To streamline your ATF eForm 1 or ATF eForm 4 applications, it is vital to have a properly formatted .EFT File that fulfills the necessary requirements outlined below. Failure to meet these criteria will prevent you from utilizing the .EFT File for your ATF eForm tax stamp applications. At PDX Fingerprinting, we offer .EFT File services that are meticulously formatted and fully compliant with the ATF’s specified requirements, ensuring a hassle-free experience. Explore our reliable .EFT File services for your convenience.

When submitting your EFT file, it is essential to adhere to the FBI Specification 8.1.0. Specifically, the Type of Transaction (TOT) should be designated as “FAUF” to align with the prescribed standards.
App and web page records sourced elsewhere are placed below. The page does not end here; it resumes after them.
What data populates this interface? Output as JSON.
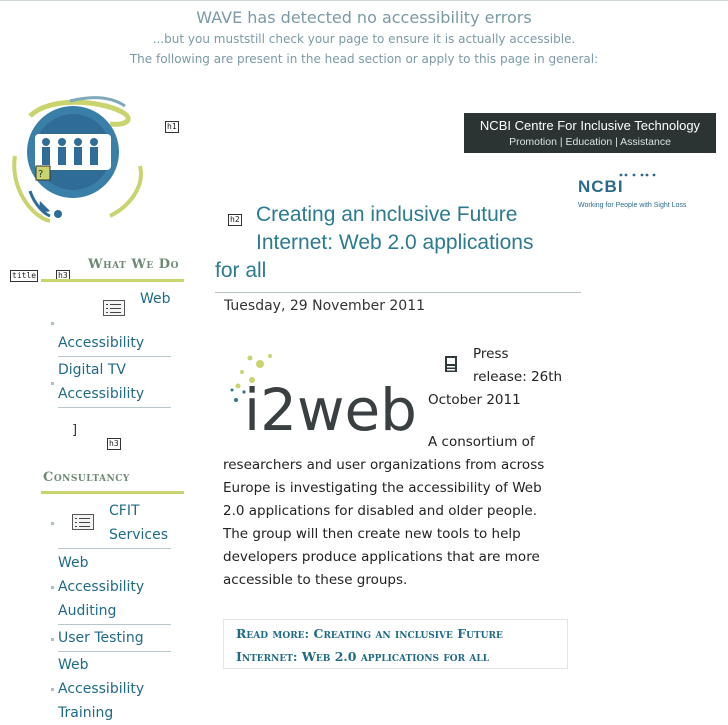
{
  "wave": {
    "headline": "WAVE has detected no accessibility errors",
    "line2": "...but you muststill check your page to ensure it is actually accessible.",
    "line3": "The following are present in the head section or apply to this page in general:",
    "tags": {
      "h1": "h1",
      "h2": "h2",
      "h3a": "h3",
      "h3b": "h3",
      "title": "title",
      "bracket": "]"
    }
  },
  "site": {
    "ncbi_centre": {
      "title": "NCBI Centre  For Inclusive Technology",
      "subtitle": "Promotion | Education | Assistance"
    },
    "ncbi_logo": {
      "word": "NCBI",
      "tagline": "Working for People with Sight Loss"
    }
  },
  "sidebar": {
    "what_we_do": {
      "heading": "What We Do",
      "items": [
        {
          "lines": [
            "Web",
            "Accessibility"
          ]
        },
        {
          "lines": [
            "Digital TV",
            "Accessibility"
          ]
        }
      ]
    },
    "consultancy": {
      "heading": "Consultancy",
      "items": [
        {
          "lines": [
            "CFIT",
            "Services"
          ]
        },
        {
          "lines": [
            "Web",
            "Accessibility",
            "Auditing"
          ]
        },
        {
          "lines": [
            "User Testing"
          ]
        },
        {
          "lines": [
            "Web",
            "Accessibility",
            "Training"
          ]
        }
      ]
    }
  },
  "article": {
    "title_lines": [
      "Creating an inclusive Future",
      "Internet: Web 2.0 applications",
      "for all"
    ],
    "date": "Tuesday, 29 November 2011",
    "image_text": "i2web",
    "press_lines": [
      "Press",
      "release: 26th",
      "October 2011"
    ],
    "body_lines": [
      "A consortium of",
      "researchers and user organizations from across",
      "Europe is investigating the accessibility of Web",
      "2.0 applications for disabled and older people.",
      "The group will then create new tools to help",
      "developers produce applications that are more",
      "accessible to these groups."
    ],
    "read_more_lines": [
      "Read more: Creating an inclusive Future",
      "Internet: Web 2.0 applications for all"
    ]
  },
  "colors": {
    "link": "#1f6a85",
    "title": "#2b7a8f",
    "rule": "#c9d46e",
    "heading": "#6f8a74"
  }
}
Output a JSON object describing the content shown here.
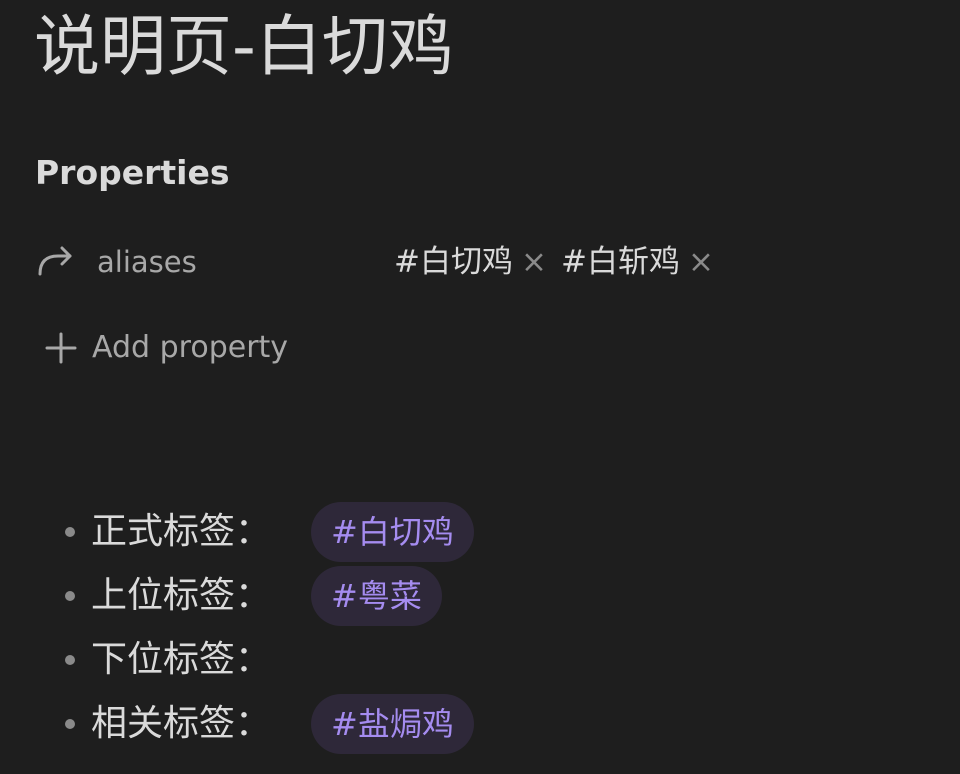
{
  "note": {
    "title": "说明页-白切鸡"
  },
  "properties": {
    "heading": "Properties",
    "items": [
      {
        "icon": "link-arrow-icon",
        "key": "aliases",
        "values": [
          "#白切鸡",
          "#白斩鸡"
        ],
        "remove_glyph": "×"
      }
    ],
    "add_label": "Add property"
  },
  "content": {
    "bullets": [
      {
        "label": "正式标签：",
        "tag": "#白切鸡"
      },
      {
        "label": "上位标签：",
        "tag": "#粤菜"
      },
      {
        "label": "下位标签：",
        "tag": ""
      },
      {
        "label": "相关标签：",
        "tag": "#盐焗鸡"
      }
    ]
  },
  "colors": {
    "background": "#1e1e1e",
    "text": "#dadada",
    "muted": "#a8a8a8",
    "tag_bg": "#2e2839",
    "tag_text": "#a58cf0"
  }
}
Furthermore, remember that the file extension must be exclusively “EFT”. Lastly, please ensure that the file size does not exceed 12MB, as this is the maximum allowable limit.

Trust PDX Fingerprinting to provide you with expertly crafted .EFT Files that align with all necessary specifications, guaranteeing a seamless ATF eForm application process.


In conclusion, the use of .EFT files is crucial for efficiently transmitting fingerprint data in ATF eForm applications, particularly in the field of law enforcement and criminal justice systems. This blog has provided a comprehensive guide on creating and uploading .EFT files, ensuring accuracy, compliance with regulations, and addressing common errors that may arise during the process.

By following the step-by-step instructions and adhering to the FBI Specification 8.1.0, applicants can streamline their ATF eForm applications and avoid potential issues. It is essential to provide accurate information, attach required supporting documents, and meet the specified file format and size requirements.

Additionally, the blog has highlighted the importance of seeking professional assistance, such as the services offered by PDX Fingerprinting, to ensure that .EFT files are meticulously formatted and fully compliant with ATF requirements.

To ensure a seamless ATF eForm application process, it is crucial to stay informed about the latest guidelines from the ATF and consult official resources. By doing so, applicants can navigate the process smoothly and increase the chances of successful application submissions.

Remember to always comply with applicable federal, state, and local laws when submitting ATF eForm applications and familiarize yourself with the legal requirements to ensure compliance throughout the process.